• SOURCE RECORDS:
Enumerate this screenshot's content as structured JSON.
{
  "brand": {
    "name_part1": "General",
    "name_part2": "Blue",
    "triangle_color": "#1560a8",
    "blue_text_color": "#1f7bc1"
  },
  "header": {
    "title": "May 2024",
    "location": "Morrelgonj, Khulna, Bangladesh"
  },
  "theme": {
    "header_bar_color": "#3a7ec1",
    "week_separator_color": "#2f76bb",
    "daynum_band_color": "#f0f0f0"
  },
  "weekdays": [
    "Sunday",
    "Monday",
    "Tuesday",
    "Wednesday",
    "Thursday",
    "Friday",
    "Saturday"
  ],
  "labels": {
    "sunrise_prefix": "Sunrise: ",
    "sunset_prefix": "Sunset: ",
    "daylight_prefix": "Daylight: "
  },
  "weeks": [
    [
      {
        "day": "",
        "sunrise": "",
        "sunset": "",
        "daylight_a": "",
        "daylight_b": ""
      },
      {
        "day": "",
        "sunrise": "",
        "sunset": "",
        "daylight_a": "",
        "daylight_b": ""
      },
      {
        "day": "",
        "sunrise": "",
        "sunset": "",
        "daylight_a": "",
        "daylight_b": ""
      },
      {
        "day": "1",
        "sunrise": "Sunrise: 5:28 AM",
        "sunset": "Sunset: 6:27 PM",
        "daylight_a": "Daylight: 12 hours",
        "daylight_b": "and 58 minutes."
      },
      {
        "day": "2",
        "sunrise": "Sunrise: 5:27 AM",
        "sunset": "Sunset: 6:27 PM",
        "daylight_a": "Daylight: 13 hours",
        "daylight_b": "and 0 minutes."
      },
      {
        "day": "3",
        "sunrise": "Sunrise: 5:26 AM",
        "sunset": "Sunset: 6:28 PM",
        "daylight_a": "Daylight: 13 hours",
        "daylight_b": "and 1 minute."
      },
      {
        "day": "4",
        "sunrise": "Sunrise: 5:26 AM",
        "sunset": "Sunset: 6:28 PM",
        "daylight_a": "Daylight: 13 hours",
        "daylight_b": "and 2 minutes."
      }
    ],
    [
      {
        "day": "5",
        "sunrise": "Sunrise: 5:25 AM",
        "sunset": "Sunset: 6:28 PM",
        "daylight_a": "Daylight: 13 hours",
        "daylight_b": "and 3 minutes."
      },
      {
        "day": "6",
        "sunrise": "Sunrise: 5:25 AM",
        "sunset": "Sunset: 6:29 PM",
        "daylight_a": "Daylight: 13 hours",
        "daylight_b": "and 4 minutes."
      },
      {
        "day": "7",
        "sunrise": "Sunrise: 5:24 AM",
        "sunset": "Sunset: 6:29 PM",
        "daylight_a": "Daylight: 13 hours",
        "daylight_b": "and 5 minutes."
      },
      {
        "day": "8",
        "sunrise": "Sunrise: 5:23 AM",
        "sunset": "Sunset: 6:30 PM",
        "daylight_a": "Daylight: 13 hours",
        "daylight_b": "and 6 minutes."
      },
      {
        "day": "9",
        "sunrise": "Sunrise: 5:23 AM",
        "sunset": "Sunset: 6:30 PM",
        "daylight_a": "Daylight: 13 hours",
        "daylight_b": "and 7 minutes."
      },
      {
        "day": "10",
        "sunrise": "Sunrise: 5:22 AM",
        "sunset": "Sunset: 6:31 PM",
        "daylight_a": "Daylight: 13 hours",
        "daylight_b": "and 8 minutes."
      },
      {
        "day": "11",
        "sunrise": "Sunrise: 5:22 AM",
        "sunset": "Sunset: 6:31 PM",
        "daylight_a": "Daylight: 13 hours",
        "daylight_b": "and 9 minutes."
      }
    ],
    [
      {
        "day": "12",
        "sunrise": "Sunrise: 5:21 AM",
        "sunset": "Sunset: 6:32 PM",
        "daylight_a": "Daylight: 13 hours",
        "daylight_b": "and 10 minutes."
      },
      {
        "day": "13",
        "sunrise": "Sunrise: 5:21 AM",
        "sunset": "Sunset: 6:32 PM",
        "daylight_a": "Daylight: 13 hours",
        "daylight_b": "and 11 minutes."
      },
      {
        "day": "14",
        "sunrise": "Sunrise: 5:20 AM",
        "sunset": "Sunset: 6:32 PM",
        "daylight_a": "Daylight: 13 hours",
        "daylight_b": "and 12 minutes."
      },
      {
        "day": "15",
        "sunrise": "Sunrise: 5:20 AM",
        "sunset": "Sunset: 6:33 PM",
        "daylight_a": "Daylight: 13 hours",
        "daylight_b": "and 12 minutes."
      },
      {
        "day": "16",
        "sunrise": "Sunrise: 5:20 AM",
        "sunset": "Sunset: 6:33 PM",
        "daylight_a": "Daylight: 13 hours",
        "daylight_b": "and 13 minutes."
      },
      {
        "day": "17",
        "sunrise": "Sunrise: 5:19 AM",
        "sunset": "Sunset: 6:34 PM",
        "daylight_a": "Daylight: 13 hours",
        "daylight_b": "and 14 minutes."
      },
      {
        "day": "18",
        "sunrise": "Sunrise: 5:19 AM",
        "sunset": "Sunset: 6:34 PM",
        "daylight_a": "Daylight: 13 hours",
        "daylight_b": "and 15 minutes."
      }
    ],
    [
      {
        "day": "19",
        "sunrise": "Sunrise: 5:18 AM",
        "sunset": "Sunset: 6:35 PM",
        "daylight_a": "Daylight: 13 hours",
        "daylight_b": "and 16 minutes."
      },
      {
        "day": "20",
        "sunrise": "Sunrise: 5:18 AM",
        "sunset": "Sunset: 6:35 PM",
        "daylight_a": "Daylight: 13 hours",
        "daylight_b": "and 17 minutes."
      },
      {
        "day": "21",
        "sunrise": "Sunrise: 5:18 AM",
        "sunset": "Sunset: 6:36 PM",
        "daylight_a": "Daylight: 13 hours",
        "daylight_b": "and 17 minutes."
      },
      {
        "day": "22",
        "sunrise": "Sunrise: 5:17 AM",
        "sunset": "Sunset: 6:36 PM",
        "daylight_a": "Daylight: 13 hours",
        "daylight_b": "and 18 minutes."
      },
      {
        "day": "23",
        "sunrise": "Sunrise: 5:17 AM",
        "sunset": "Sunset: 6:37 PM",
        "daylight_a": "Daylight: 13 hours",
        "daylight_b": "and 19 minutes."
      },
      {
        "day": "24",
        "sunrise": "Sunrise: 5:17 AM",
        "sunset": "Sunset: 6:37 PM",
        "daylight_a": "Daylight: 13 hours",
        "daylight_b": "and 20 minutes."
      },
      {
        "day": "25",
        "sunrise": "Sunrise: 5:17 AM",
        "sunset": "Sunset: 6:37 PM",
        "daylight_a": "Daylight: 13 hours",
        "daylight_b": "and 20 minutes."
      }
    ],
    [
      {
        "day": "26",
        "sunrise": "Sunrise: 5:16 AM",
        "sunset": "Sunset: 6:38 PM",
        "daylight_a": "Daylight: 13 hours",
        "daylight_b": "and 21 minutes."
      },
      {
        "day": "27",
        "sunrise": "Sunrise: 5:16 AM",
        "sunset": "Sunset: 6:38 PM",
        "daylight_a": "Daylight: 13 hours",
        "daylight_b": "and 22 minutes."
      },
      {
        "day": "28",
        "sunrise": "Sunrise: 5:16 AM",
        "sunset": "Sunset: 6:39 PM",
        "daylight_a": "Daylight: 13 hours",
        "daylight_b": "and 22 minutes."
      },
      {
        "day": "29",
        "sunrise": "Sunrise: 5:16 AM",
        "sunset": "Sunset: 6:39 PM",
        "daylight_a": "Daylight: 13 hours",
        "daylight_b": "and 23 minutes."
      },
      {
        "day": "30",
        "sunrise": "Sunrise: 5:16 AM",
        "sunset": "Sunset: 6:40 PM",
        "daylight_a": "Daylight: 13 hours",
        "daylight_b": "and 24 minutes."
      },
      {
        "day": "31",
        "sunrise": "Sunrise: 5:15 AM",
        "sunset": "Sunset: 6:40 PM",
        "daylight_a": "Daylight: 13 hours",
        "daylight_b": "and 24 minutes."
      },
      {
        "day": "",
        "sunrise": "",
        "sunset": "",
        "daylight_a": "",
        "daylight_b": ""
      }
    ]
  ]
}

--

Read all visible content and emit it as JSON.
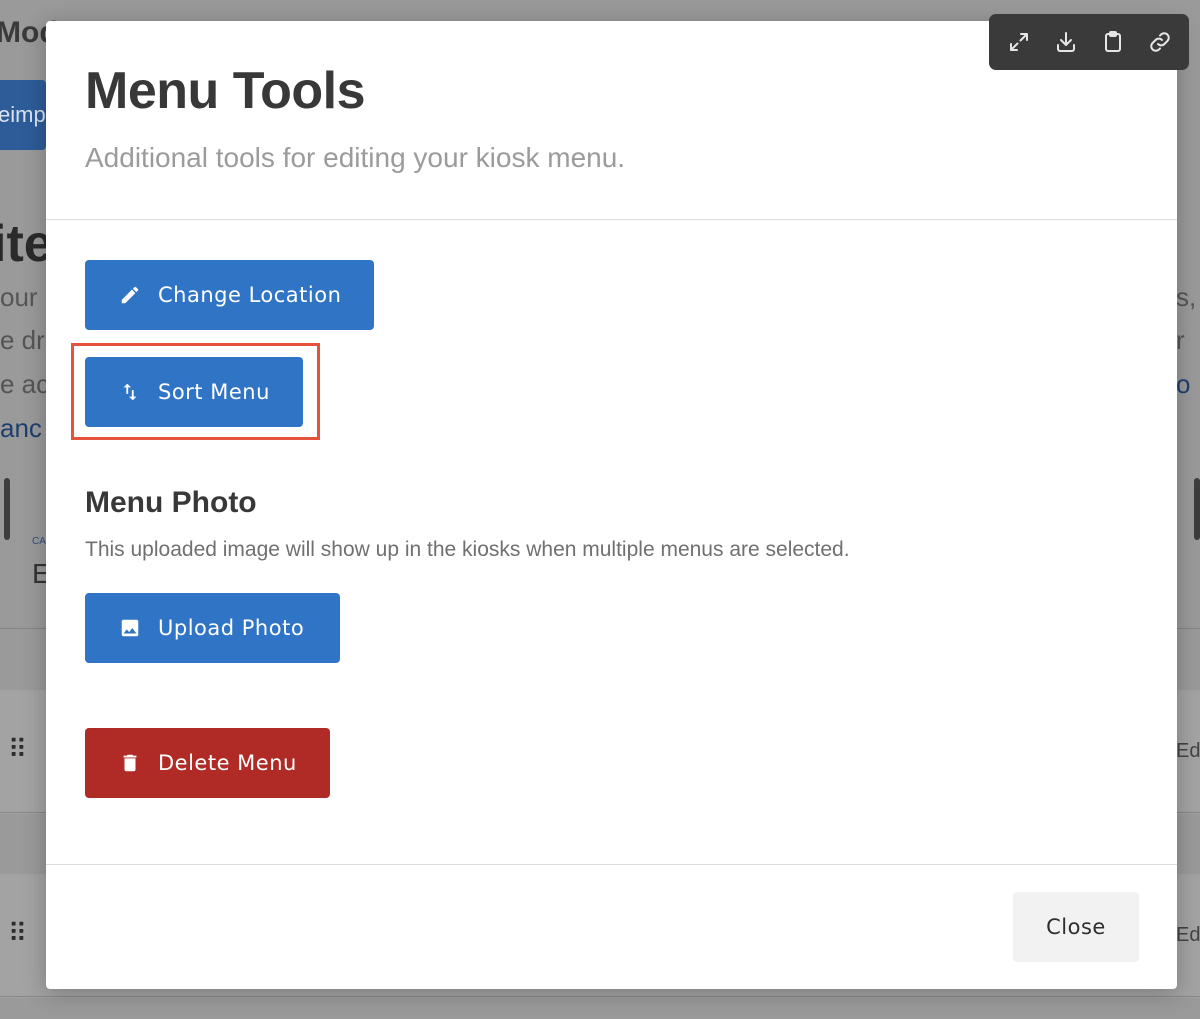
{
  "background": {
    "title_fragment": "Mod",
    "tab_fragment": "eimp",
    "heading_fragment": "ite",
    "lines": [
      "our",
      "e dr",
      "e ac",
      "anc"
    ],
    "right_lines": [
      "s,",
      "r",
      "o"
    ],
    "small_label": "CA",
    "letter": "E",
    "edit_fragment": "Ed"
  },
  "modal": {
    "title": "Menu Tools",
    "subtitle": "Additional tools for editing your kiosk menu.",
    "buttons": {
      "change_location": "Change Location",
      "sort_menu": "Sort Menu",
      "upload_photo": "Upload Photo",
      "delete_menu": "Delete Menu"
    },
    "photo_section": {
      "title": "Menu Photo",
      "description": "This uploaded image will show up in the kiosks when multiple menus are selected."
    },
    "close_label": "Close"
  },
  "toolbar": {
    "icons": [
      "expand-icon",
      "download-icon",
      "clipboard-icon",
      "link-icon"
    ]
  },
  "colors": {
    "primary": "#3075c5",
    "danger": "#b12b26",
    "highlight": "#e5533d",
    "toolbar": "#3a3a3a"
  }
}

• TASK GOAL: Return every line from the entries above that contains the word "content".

• ANSWER BELOW:
Enumerate this screenshot's content as structured JSON.
Read all visible content and emit it as JSON.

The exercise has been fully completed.